A Defense Department task force released a progress report today on its efforts to address PFAS. The report summarizes the task force's accomplishments since its establishment in July and its planned activities moving forward.
Defense Secretary Dr. Mark T. Esper created the PFAS task force to ensure a coordinated, aggressive and holistic approach to departmentwide efforts to address these chemicals, a defense official said. The task force's priorities include:
- Ensuring consistent investigation and cleanup of past releases;
- Researching a PFAS-free firefighting foam;
- Providing information on health effects to DOD stakeholders; and
- Coordinating DOD efforts with other federal agencies.
The report covers various DOD activities related to PFAS, including the department's actions to address PFAS in drinking water. The report says that where DOD is the known source of drinking water, no one on or off-base is drinking water above the Environmental Protection Agency's lifetime health advisory level of 70 parts per trillion. Where levels exceed EPA's HA, DOD has provided bottled water and filters and has taken other actions as appropriate.
Additional updates outlined in the report include:
- No PFAS-free foam has met the strict safety standards DOD requires to rapidly extinguish fuel fires. DOD only uses AFFF to respond to emergency events and no longer uses it for land-based testing and training. To limit environmental effects, the department treats each use of AFFF as a spill response. DOD is investing $49 million through fiscal year 2025 in research, development, testing and evaluation to find an effective alternative.
- The task force is focused on continuing to educate DOD health care providers and their patients, monitoring PFAS research, and preparing to offer annual testing of DOD firefighters' blood.
- Each military service is collecting drinking water sampling results where DOD is the purveyor, and maintaining the data in a centralized database.
- Each military service is reporting quarterly to the office of the secretary of defense on its progress in investigating and cleaning up PFAS.
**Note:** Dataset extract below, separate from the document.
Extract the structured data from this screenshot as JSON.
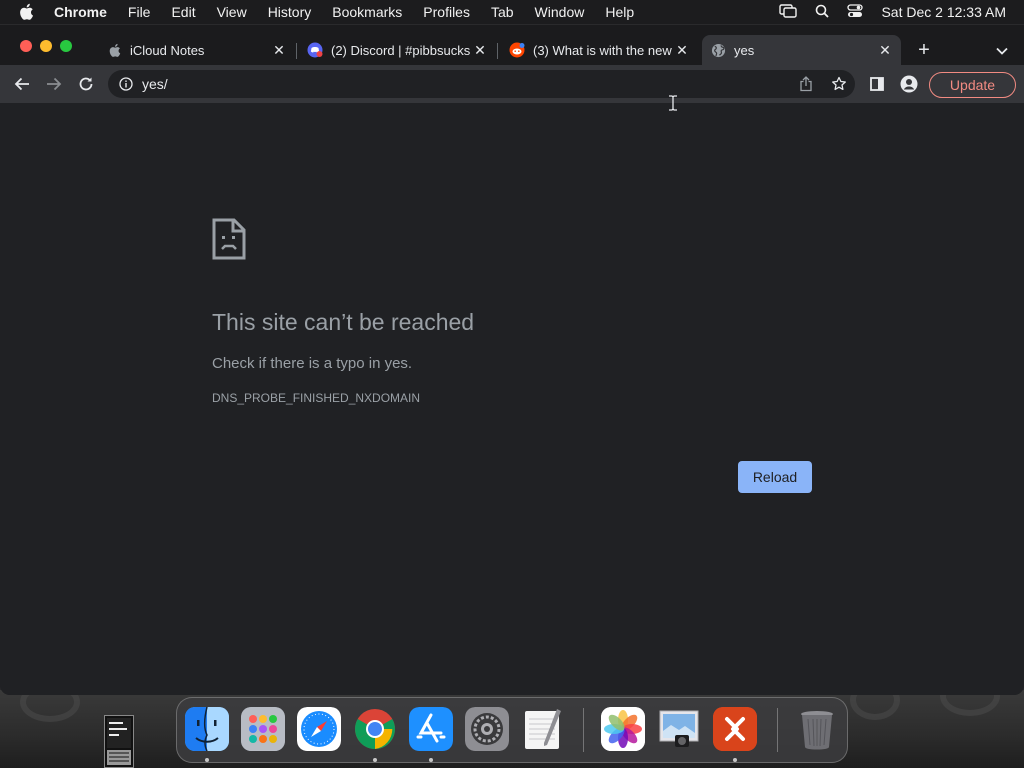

- Scientists are still studying the health effects of PFAS exposure. The department has provided $30 million, and will provide an additional $10 million this year, to the Agency for Toxic Substances and Disease Registry to conduct exposure assessments in the communities around eight current and former military installations, as well as a multi-site health study.
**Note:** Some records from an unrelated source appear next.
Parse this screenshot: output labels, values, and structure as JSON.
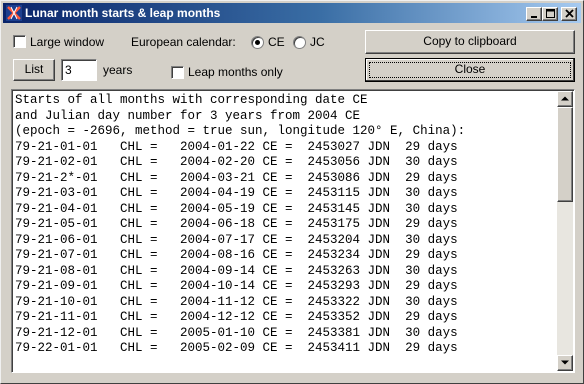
{
  "window": {
    "title": "Lunar month starts & leap months",
    "title_buttons": {
      "minimize": "_",
      "maximize": "□",
      "close": "×"
    }
  },
  "options": {
    "large_window_label": "Large window",
    "large_window_checked": false,
    "calendar_label": "European calendar:",
    "ce_label": "CE",
    "jc_label": "JC",
    "selected_calendar": "CE",
    "leap_months_only_label": "Leap months only",
    "leap_months_only_checked": false
  },
  "controls": {
    "list_button": "List",
    "years_value": "3",
    "years_label": "years",
    "copy_button": "Copy to clipboard",
    "close_button": "Close"
  },
  "output": {
    "header_lines": [
      "Starts of all months with corresponding date CE",
      "and Julian day number for 3 years from 2004 CE",
      "(epoch = -2696, method = true sun, longitude 120° E, China):"
    ],
    "columns": [
      "CHL",
      "CE",
      "JDN",
      "days"
    ],
    "rows": [
      {
        "chl": "79-21-01-01",
        "ce": "2004-01-22",
        "jdn": "2453027",
        "days": "29"
      },
      {
        "chl": "79-21-02-01",
        "ce": "2004-02-20",
        "jdn": "2453056",
        "days": "30"
      },
      {
        "chl": "79-21-2*-01",
        "ce": "2004-03-21",
        "jdn": "2453086",
        "days": "29"
      },
      {
        "chl": "79-21-03-01",
        "ce": "2004-04-19",
        "jdn": "2453115",
        "days": "30"
      },
      {
        "chl": "79-21-04-01",
        "ce": "2004-05-19",
        "jdn": "2453145",
        "days": "30"
      },
      {
        "chl": "79-21-05-01",
        "ce": "2004-06-18",
        "jdn": "2453175",
        "days": "29"
      },
      {
        "chl": "79-21-06-01",
        "ce": "2004-07-17",
        "jdn": "2453204",
        "days": "30"
      },
      {
        "chl": "79-21-07-01",
        "ce": "2004-08-16",
        "jdn": "2453234",
        "days": "29"
      },
      {
        "chl": "79-21-08-01",
        "ce": "2004-09-14",
        "jdn": "2453263",
        "days": "30"
      },
      {
        "chl": "79-21-09-01",
        "ce": "2004-10-14",
        "jdn": "2453293",
        "days": "29"
      },
      {
        "chl": "79-21-10-01",
        "ce": "2004-11-12",
        "jdn": "2453322",
        "days": "30"
      },
      {
        "chl": "79-21-11-01",
        "ce": "2004-12-12",
        "jdn": "2453352",
        "days": "29"
      },
      {
        "chl": "79-21-12-01",
        "ce": "2005-01-10",
        "jdn": "2453381",
        "days": "30"
      },
      {
        "chl": "79-22-01-01",
        "ce": "2005-02-09",
        "jdn": "2453411",
        "days": "29"
      }
    ]
  }
}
- DOD is collaborating with other federal agencies — such as the EPA and the Department of Veterans Affairs — and is communicating its actions to address PFAS to Congress and the communities impacted by DOD activities.
- The task force will explore potential options for addressing PFAS overseas.
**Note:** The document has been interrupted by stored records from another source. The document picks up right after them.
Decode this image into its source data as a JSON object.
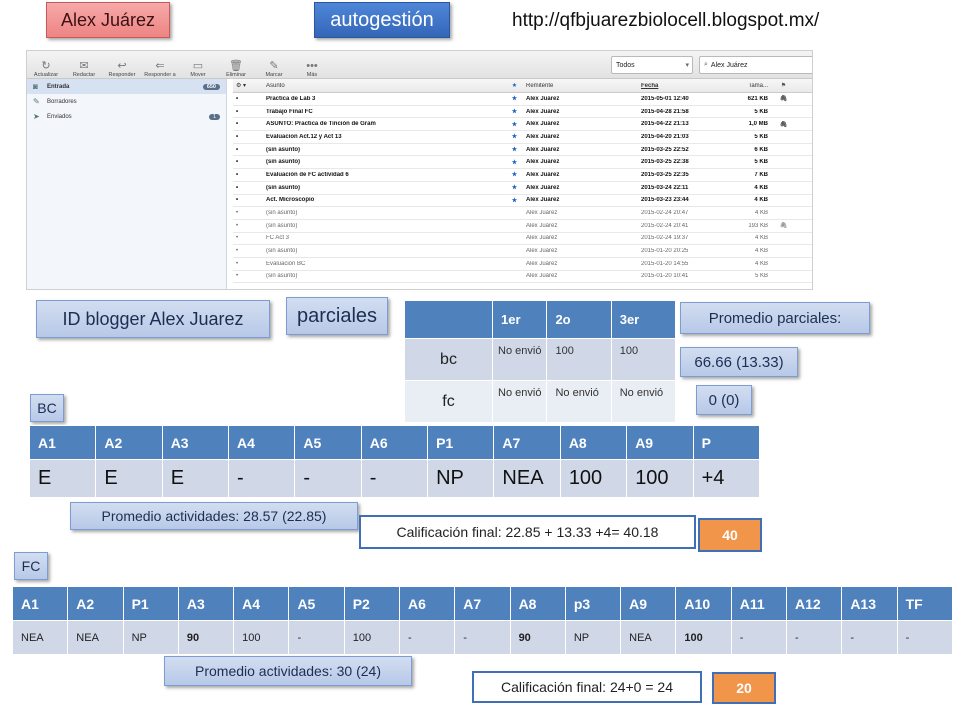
{
  "header": {
    "name": "Alex Juárez",
    "mode": "autogestión",
    "url": "http://qfbjuarezbiolocell.blogspot.mx/"
  },
  "mail": {
    "toolbar": [
      {
        "label": "Actualizar",
        "icon": "refresh-icon",
        "glyph": "↻"
      },
      {
        "label": "Redactar",
        "icon": "compose-icon",
        "glyph": "✉"
      },
      {
        "label": "Responder",
        "icon": "reply-icon",
        "glyph": "↩"
      },
      {
        "label": "Responder a",
        "icon": "reply-all-icon",
        "glyph": "⇐"
      },
      {
        "label": "Mover",
        "icon": "move-icon",
        "glyph": "▭"
      },
      {
        "label": "Eliminar",
        "icon": "delete-icon",
        "glyph": "🗑"
      },
      {
        "label": "Marcar",
        "icon": "mark-icon",
        "glyph": "✎"
      },
      {
        "label": "Más",
        "icon": "more-icon",
        "glyph": "•••"
      }
    ],
    "filter": "Todos",
    "search": "Alex Juárez",
    "folders": [
      {
        "label": "Entrada",
        "count": "650",
        "icon": "inbox-icon",
        "glyph": "◙",
        "selected": true
      },
      {
        "label": "Borradores",
        "count": "",
        "icon": "drafts-icon",
        "glyph": "✎",
        "selected": false
      },
      {
        "label": "Enviados",
        "count": "1",
        "icon": "sent-icon",
        "glyph": "➤",
        "selected": false
      }
    ],
    "columns": {
      "subject": "Asunto",
      "from": "Remitente",
      "date": "Fecha",
      "size": "Tama..."
    },
    "rows": [
      {
        "subject": "Practica de Lab 3",
        "from": "Alex Juárez",
        "date": "2015-05-01 12:40",
        "size": "621 KB",
        "star": true,
        "attach": true,
        "unread": true
      },
      {
        "subject": "Trabajo Final FC",
        "from": "Alex Juárez",
        "date": "2015-04-28 21:58",
        "size": "5 KB",
        "star": true,
        "attach": false,
        "unread": true
      },
      {
        "subject": "ASUNTO: Practica de Tinción de Gram",
        "from": "Alex Juárez",
        "date": "2015-04-22 21:13",
        "size": "1,0 MB",
        "star": true,
        "attach": true,
        "unread": true
      },
      {
        "subject": "Evaluacion Act.12 y Act 13",
        "from": "Alex Juárez",
        "date": "2015-04-20 21:03",
        "size": "5 KB",
        "star": true,
        "attach": false,
        "unread": true
      },
      {
        "subject": "(sin asunto)",
        "from": "Alex Juárez",
        "date": "2015-03-25 22:52",
        "size": "6 KB",
        "star": true,
        "attach": false,
        "unread": true
      },
      {
        "subject": "(sin asunto)",
        "from": "Alex Juárez",
        "date": "2015-03-25 22:38",
        "size": "5 KB",
        "star": true,
        "attach": false,
        "unread": true
      },
      {
        "subject": "Evaluación de FC actividad 6",
        "from": "Alex Juárez",
        "date": "2015-03-25 22:35",
        "size": "7 KB",
        "star": true,
        "attach": false,
        "unread": true
      },
      {
        "subject": "(sin asunto)",
        "from": "Alex Juárez",
        "date": "2015-03-24 22:11",
        "size": "4 KB",
        "star": true,
        "attach": false,
        "unread": true
      },
      {
        "subject": "Act. Microscopio",
        "from": "Alex Juárez",
        "date": "2015-03-23 23:44",
        "size": "4 KB",
        "star": true,
        "attach": false,
        "unread": true
      },
      {
        "subject": "(sin asunto)",
        "from": "Alex Juárez",
        "date": "2015-02-24 20:47",
        "size": "4 KB",
        "star": false,
        "attach": false,
        "unread": false
      },
      {
        "subject": "(sin asunto)",
        "from": "Alex Juárez",
        "date": "2015-02-24 20:41",
        "size": "193 KB",
        "star": false,
        "attach": true,
        "unread": false
      },
      {
        "subject": "FC Act 3",
        "from": "Alex Juárez",
        "date": "2015-02-24 19:37",
        "size": "4 KB",
        "star": false,
        "attach": false,
        "unread": false
      },
      {
        "subject": "(sin asunto)",
        "from": "Alex Juárez",
        "date": "2015-01-20 20:25",
        "size": "4 KB",
        "star": false,
        "attach": false,
        "unread": false
      },
      {
        "subject": "Evaluación BC",
        "from": "Alex Juárez",
        "date": "2015-01-20 14:55",
        "size": "4 KB",
        "star": false,
        "attach": false,
        "unread": false
      },
      {
        "subject": "(sin asunto)",
        "from": "Alex Juárez",
        "date": "2015-01-20 10:41",
        "size": "5 KB",
        "star": false,
        "attach": false,
        "unread": false
      }
    ]
  },
  "labels": {
    "blogger_id": "ID blogger Alex Juarez",
    "parciales": "parciales",
    "promedio_parciales": "Promedio parciales:",
    "promedio_bc": "66.66 (13.33)",
    "promedio_fc": "0 (0)"
  },
  "parciales_table": {
    "headers": [
      "",
      "1er",
      "2o",
      "3er"
    ],
    "rows": [
      {
        "label": "bc",
        "cells": [
          "No envió",
          "100",
          "100"
        ]
      },
      {
        "label": "fc",
        "cells": [
          "No envió",
          "No envió",
          "No envió"
        ]
      }
    ]
  },
  "bc": {
    "tag": "BC",
    "headers": [
      "A1",
      "A2",
      "A3",
      "A4",
      "A5",
      "A6",
      "P1",
      "A7",
      "A8",
      "A9",
      "P"
    ],
    "values": [
      "E",
      "E",
      "E",
      "-",
      "-",
      "-",
      "NP",
      "NEA",
      "100",
      "100",
      "+4"
    ],
    "promedio": "Promedio actividades: 28.57 (22.85)",
    "calificacion": "Calificación final: 22.85 + 13.33 +4= 40.18",
    "final": "40"
  },
  "fc": {
    "tag": "FC",
    "headers": [
      "A1",
      "A2",
      "P1",
      "A3",
      "A4",
      "A5",
      "P2",
      "A6",
      "A7",
      "A8",
      "p3",
      "A9",
      "A10",
      "A11",
      "A12",
      "A13",
      "TF"
    ],
    "values": [
      "NEA",
      "NEA",
      "NP",
      "90",
      "100",
      "-",
      "100",
      "-",
      "-",
      "90",
      "NP",
      "NEA",
      "100",
      "-",
      "-",
      "-",
      "-"
    ],
    "bold": [
      false,
      false,
      false,
      true,
      false,
      false,
      false,
      false,
      false,
      true,
      false,
      false,
      true,
      false,
      false,
      false,
      false
    ],
    "promedio": "Promedio actividades: 30 (24)",
    "calificacion": "Calificación final: 24+0 = 24",
    "final": "20"
  },
  "colors": {
    "header_blue": "#4f81bd",
    "cell_light": "#d0d8e8",
    "orange": "#f0954a",
    "tag_blue": "#b7c9e8",
    "tag_red": "#ee8484"
  }
}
Concurrent with the release of the report, the department is releasing a consolidated inventory of 651 DOD and National Guard installations where the department is performing an assessment of PFAS use or potential release. While DOD's initial focus was on installations with potentially significant historic PFAS use, this is a more comprehensive inventory of installations, including smaller installations across the Army and Army National Guard.